Task details.
In the listing below, find each line containing "icon" and report it.

Data extracts.
---*---

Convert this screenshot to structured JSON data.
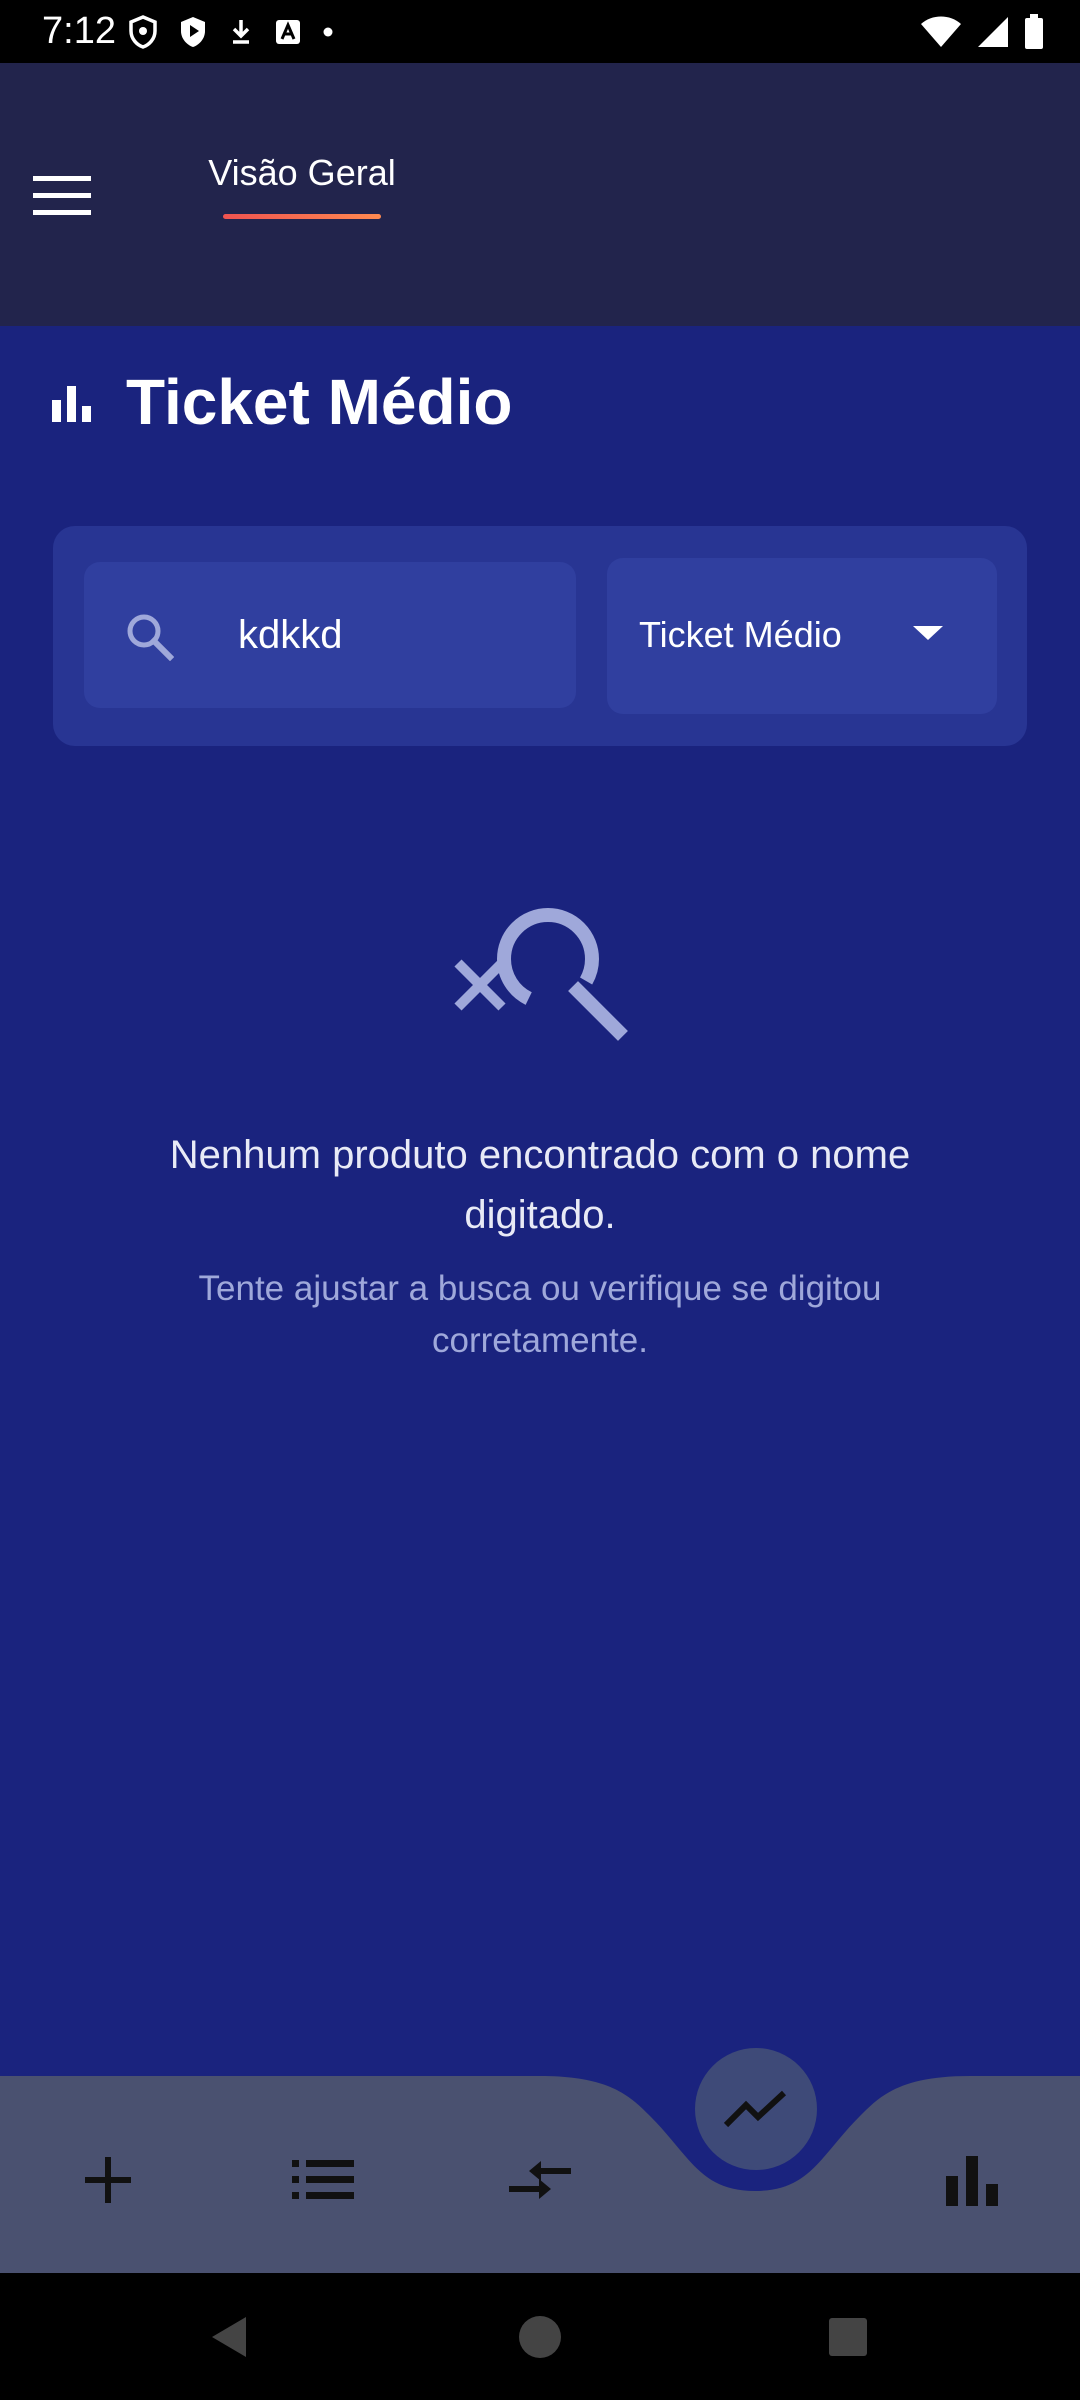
{
  "status_bar": {
    "time": "7:12"
  },
  "app_bar": {
    "tab_overview": "Visão Geral"
  },
  "page": {
    "title": "Ticket Médio"
  },
  "filters": {
    "search_value": "kdkkd",
    "metric_selected": "Ticket Médio"
  },
  "empty_state": {
    "title": "Nenhum produto encontrado com o nome digitado.",
    "subtitle": "Tente ajustar a busca ou verifique se digitou corretamente."
  },
  "bottom_nav": {
    "items": [
      {
        "icon": "add-icon"
      },
      {
        "icon": "list-icon"
      },
      {
        "icon": "compare-arrows-icon"
      },
      {
        "icon": "trending-icon",
        "active": true
      },
      {
        "icon": "bar-chart-icon"
      }
    ]
  },
  "colors": {
    "background": "#1a237e",
    "app_bar": "#22244c",
    "card": "#283593",
    "field": "#303f9f",
    "bottom_nav": "#4a5170",
    "tab_indicator_start": "#ef5350",
    "tab_indicator_end": "#ff8a50"
  }
}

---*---

Reply to the exercise.
        "icon": "add-icon"
        "icon": "list-icon"
        "icon": "compare-arrows-icon"
        "icon": "trending-icon",
        "icon": "bar-chart-icon"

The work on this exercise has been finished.